Fathers and mothers deserve to be honored on more than one day per year. After all, the fourth commandment (Honor thy father and mother) implies that we should honor them always.
(this video series splits the first commandment into two; that’s why it’s called number 5 here)
It wasn’t until the birth of my first child that I began to understand the heroic nature of fatherhood. Heroic because it wasn’t until I held my newborn son in my arms that I came to the realization: It wasn’t about ME, anymore. My actions from here until the end had to be oriented towards the well-being of my children and family. It is an easy burden to bear but a burden nonetheless. At certain times, I realized that I had to make the same decisions that my father (and his father) had to make. At those moments I would say to myself, “ya know, my old man wasn’t such a fool after all!” Sorry, dad, for not always honoring you as I should’ve.
I haven’t always been an exemplary dad. I can recall numerous times when I was not the model father I should’ve been. Words best left unsaid, arrogance, petulance, anger, these were some of my sins.
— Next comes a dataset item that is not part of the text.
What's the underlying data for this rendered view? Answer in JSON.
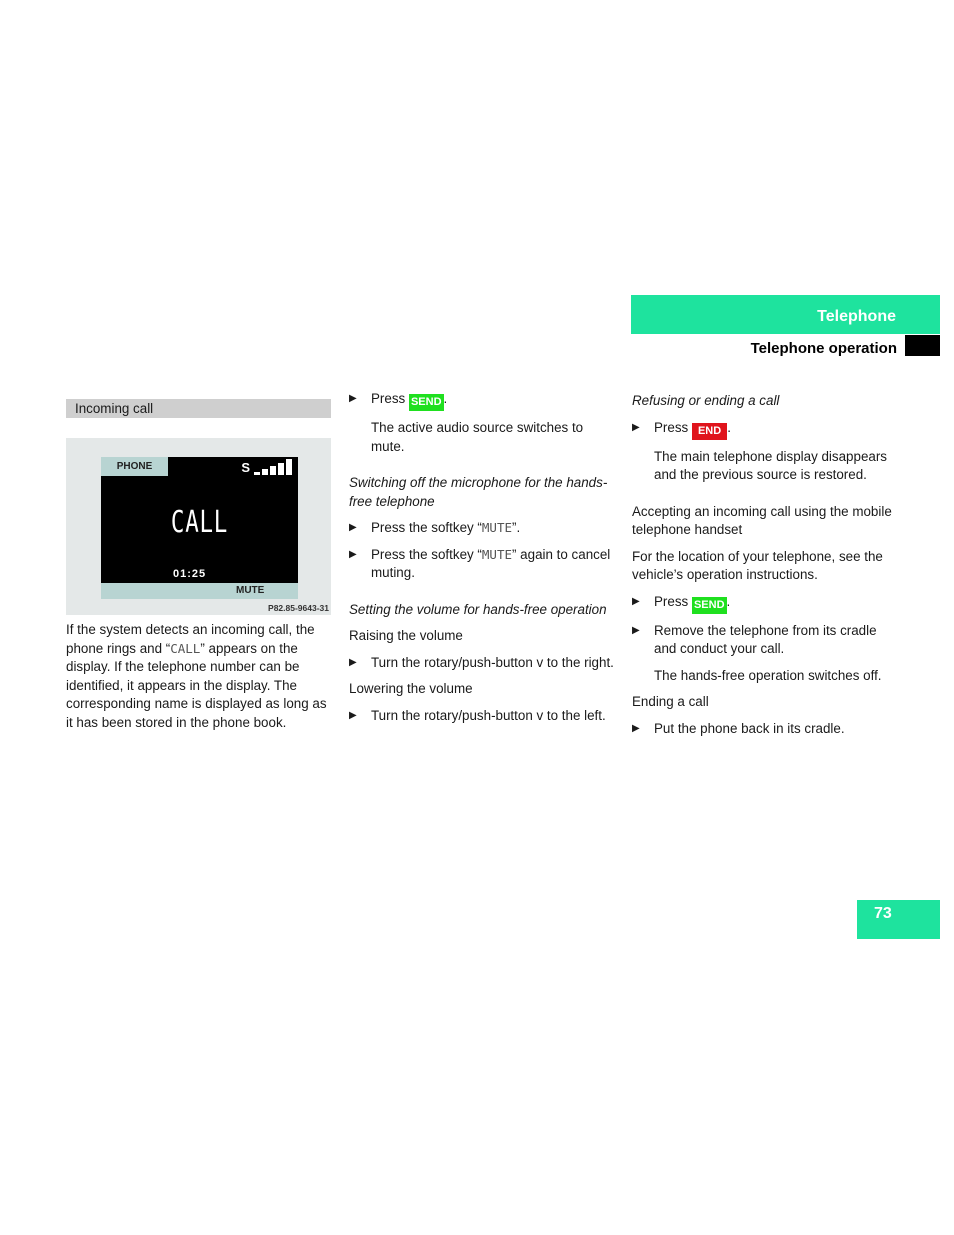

I’m sure that if you asked my kids, they could come up with a long list of other fatherly sins. But, in spite of my poor parenting skills, my kids have become mature, hard-working men and women of good and virtuous character. It also doesn’t hurt that they’ve inherited their dad’s devastating good-looks! They are a blessing to me, our family, our community, and the world. Thank you Lord for not visiting my failings and shortcomings upon them and may the Word always illuminate their path.
“Train up a child in the way he should go, and when he is old he will not depart from it.”(Proverbs 22:6)
While we’re on the subject of heroics, I want to mention two heroic men: my father-in-law and my uncle-in-law (heretofore to be known only as Ganga and Bobo). These two men, along with thousands of other men and women who escaped from the gulag of Castro’s Cuba are the real heros. These men were forced out of their businesses and careers and had to abandon their homeland and bring their families to a strange country to start over. It takes a special breed of man to accomplish this without bitterness. Imagine driving one day with your family and a band of soldiers stops your car and orders you to leave it because that car now belongs to “the people”. Or, showing up to your business one morning only to find soldiers there waiting for you to give them the keys to the establishment because it now belongs to “the people.” To make matters worse, the majority of these soldiers were people you’ve known your entire life! It must’ve been hard not to give in to the understandable rage and lash out at these injustices but, you knew that if you did, your families would suffer and escape into exile would’ve been impossible. When you petitioned to government to leave, you were force to endure a period of abuse and torture. Your family was divided: sons to one forced labor camp, daughters to another, husbands to another, wives to yet another. While you toiled in these prison labor camps, you had no knowledge of what was happening to your wives and children. But you knew that if you, or any one of your family, protested, your leave request would be denied.
It takes a special caliber of man to swallow his pride and endure. This is true heroism.
Today, let us raise our glassed and toast their heroism. This one’s for you, Ganga & Bobo.
Here is Horace Silver’s “Song for my Father”. Enjoy!